What next after content marketing?
(Way) back in 2008 I wrote a rather lengthy paper on the theory of social media. Interestingly, it has become the blogging equivalent of Pink Floyd’s Dark Side of the Moon in that it has hung around in my list of current popular posts ever since. Within this I suggested that the key assets for operating in the social media space were content, conversation and community. I also proposed that we were likely to move through these in sequence: content being the easiest thing to deal with, followed by conversation and ending up with community.
Well – we certainly have embraced the content thing. So, if my theory holds – could the next big thing be conversation marketing?
So I turned to Google Trends. What this showed (see blue line in the diagram above) is the extent to which content marketing has exploded over the last two years (albeit four years after I proposed it in my paper). Interestingly, this is plotted against Facebook marketing (green), which we can see peaked as a subject of interest in late 2011 and Facebook engagement (purple) which peaked a little later. We now talk more about content marketing than we do about Facebook engagement (at last).
As an aside, the content marketing that brands are doing, doesn’t really correspond to the type of content marketing I envisaged. I was proposing an approach to content that was about creating a network of information threads within a brand’s relevant digital space, not simply ramming the channels with stuff. However, I think we will come around to my way of thinking in time – possibly as brands become more conversational, and thus more in tune with what content (information) consumers want, as distinct from the content brands want them to have.
However, Google Trends didn’t really turn up any evidence to suggest that conversation or community might be the next things. In its (or my) defence, this is probably because we haven’t yet created ‘the word’ for what conversation or community based marketing might be. Key to the birth of any new thing is christening it with a name. So I guess we have to look elsewhere for evidence. Here I would return to the post I wrote a few week ago about Edleman’s Brandshare Report. Here we see very clear evidence that consumers want to have conversations with brands, albeit conversations that start with the issues consumers want a response to, rather than the issues brands might want to have conversations about.
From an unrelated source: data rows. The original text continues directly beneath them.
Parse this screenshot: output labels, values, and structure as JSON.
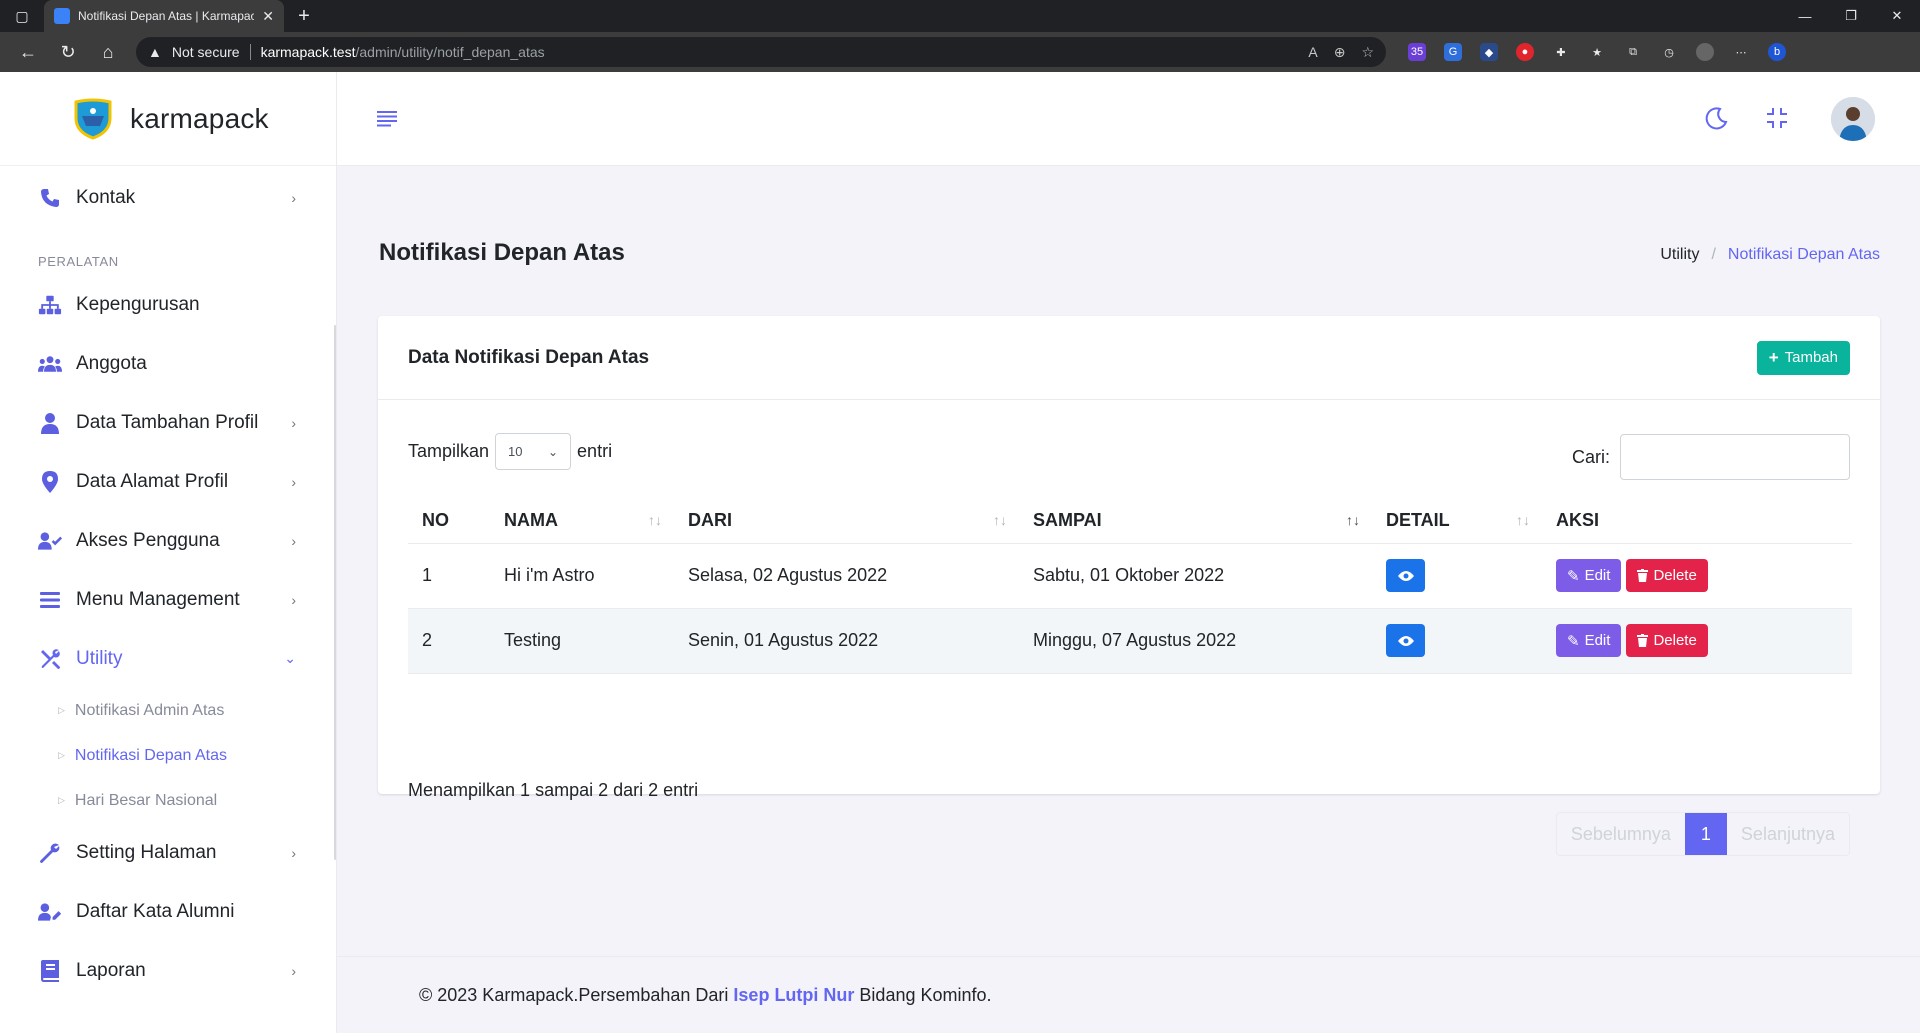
{
  "browser": {
    "tab_title": "Notifikasi Depan Atas | Karmapack",
    "security_label": "Not secure",
    "url_host": "karmapack.test",
    "url_path": "/admin/utility/notif_depan_atas",
    "extension_badge": "35"
  },
  "brand": {
    "name": "karmapack"
  },
  "sidebar": {
    "section_title": "PERALATAN",
    "items": {
      "kontak": "Kontak",
      "kepengurusan": "Kepengurusan",
      "anggota": "Anggota",
      "tambahan_profil": "Data Tambahan Profil",
      "alamat_profil": "Data Alamat Profil",
      "akses": "Akses Pengguna",
      "menu": "Menu Management",
      "utility": "Utility",
      "setting": "Setting Halaman",
      "alumni": "Daftar Kata Alumni",
      "laporan": "Laporan"
    },
    "utility_sub": {
      "admin_atas": "Notifikasi Admin Atas",
      "depan_atas": "Notifikasi Depan Atas",
      "hari_besar": "Hari Besar Nasional"
    }
  },
  "page": {
    "title": "Notifikasi Depan Atas",
    "breadcrumb_parent": "Utility",
    "breadcrumb_current": "Notifikasi Depan Atas"
  },
  "card": {
    "title": "Data Notifikasi Depan Atas",
    "add_label": "Tambah",
    "length_prefix": "Tampilkan",
    "length_value": "10",
    "length_suffix": "entri",
    "search_label": "Cari:",
    "search_value": ""
  },
  "table": {
    "headers": {
      "no": "NO",
      "nama": "NAMA",
      "dari": "DARI",
      "sampai": "SAMPAI",
      "detail": "DETAIL",
      "aksi": "AKSI"
    },
    "rows": [
      {
        "no": "1",
        "nama": "Hi i'm Astro",
        "dari": "Selasa, 02 Agustus 2022",
        "sampai": "Sabtu, 01 Oktober 2022"
      },
      {
        "no": "2",
        "nama": "Testing",
        "dari": "Senin, 01 Agustus 2022",
        "sampai": "Minggu, 07 Agustus 2022"
      }
    ],
    "edit_label": "Edit",
    "delete_label": "Delete"
  },
  "pagination": {
    "info": "Menampilkan 1 sampai 2 dari 2 entri",
    "prev": "Sebelumnya",
    "current": "1",
    "next": "Selanjutnya"
  },
  "footer": {
    "prefix": "© 2023 Karmapack.Persembahan Dari ",
    "author": "Isep Lutpi Nur",
    "suffix": " Bidang Kominfo."
  },
  "colors": {
    "primary": "#6366f1",
    "success": "#0ab39c",
    "info": "#1a73e8",
    "edit": "#7d5ce8",
    "danger": "#e4234a"
  }
}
Content marketing, even when you do it right, is actually very easy. It doesn’t involve changing the model of marketing or actually involving the consumer too much. That is why I suggested content would be the first big thing to arrive (once brands had got over their initial obsession with Facebook and Twitter). Conversation marketing is harder because it involves seeding an element of control, if only in terms of letting the consumer decide what conversations they want to have. It involves changing the configuration of marketing resources with a shift towards investment in people and processes, rather than agencies and media. It also involves recognising that you can’t have a conversation with everyone all at once – and thus you only create positive ROI by extracting much higher value from a much more limited ‘reach’ (subject of the e-book I wrote last year). In fact it involves abandoning the idea of reach as a sensible metric altogether. It also corresponds to what I am calling the concept of ‘Hot Marketing’ – the creation of genuinely valuable (hot) relationships, albeit much fewer of them at any one moment in time than when were creating (cold) relationships with entire audiences.
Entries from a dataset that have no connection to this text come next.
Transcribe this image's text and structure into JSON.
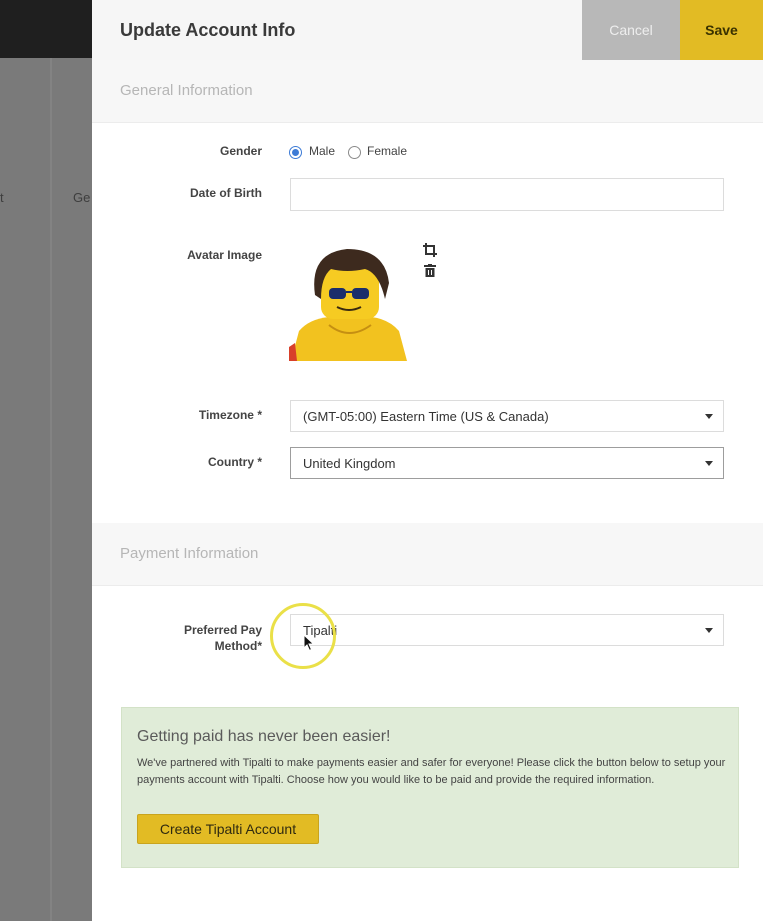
{
  "background": {
    "partial_text_1": "t",
    "partial_text_2": "Ge"
  },
  "panel": {
    "title": "Update Account Info",
    "cancel_label": "Cancel",
    "save_label": "Save"
  },
  "general": {
    "section_title": "General Information",
    "gender_label": "Gender",
    "gender_options": [
      "Male",
      "Female"
    ],
    "gender_selected": "Male",
    "dob_label": "Date of Birth",
    "dob_value": "",
    "avatar_label": "Avatar Image",
    "timezone_label": "Timezone *",
    "timezone_value": "(GMT-05:00) Eastern Time (US & Canada)",
    "country_label": "Country *",
    "country_value": "United Kingdom"
  },
  "payment": {
    "section_title": "Payment Information",
    "pay_method_label_line1": "Preferred Pay",
    "pay_method_label_line2": "Method*",
    "pay_method_value": "Tipalti"
  },
  "promo": {
    "title": "Getting paid has never been easier!",
    "body": "We've partnered with Tipalti to make payments easier and safer for everyone! Please click the button below to setup your payments account with Tipalti. Choose how you would like to be paid and provide the required information.",
    "button_label": "Create Tipalti Account"
  },
  "colors": {
    "accent": "#e2bb24",
    "radio": "#3d7bd6",
    "promo_bg": "#e0ecd8"
  },
  "icons": [
    "crop-icon",
    "trash-icon",
    "cursor-icon"
  ]
}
This additional level of difficulty is the reason I think it is going to be a couple of years before brands really get to the place where they understand how to create value from conversation. I also think brands will need to get over the current obsession with ‘brandfill’ content strategies before they will have the operational space to move onwards. I guess this puts the concept of community marketing back to at least five years’ out. This is a shame, especially since I have spent most of this year banging on about forms of community! However, effective communities involve creating a much greater level of shared interest and collaboration between brands and consumers than most marketing folk are prepared to countenance. In fact, we will probably only get to the community phase by reinventing the concept of marketing as we know it.
Looking back at my 2008 piece, I am still pretty happy with its core conclusions. I would stand by everything I said within it and I think what I predicted is basically panning out – although perhaps not as quickly as I thought it might. But there again, I am aware that one of the features of any revolution is that one tends to overestimate its impact in the short term, but underestimate its impact in the long term.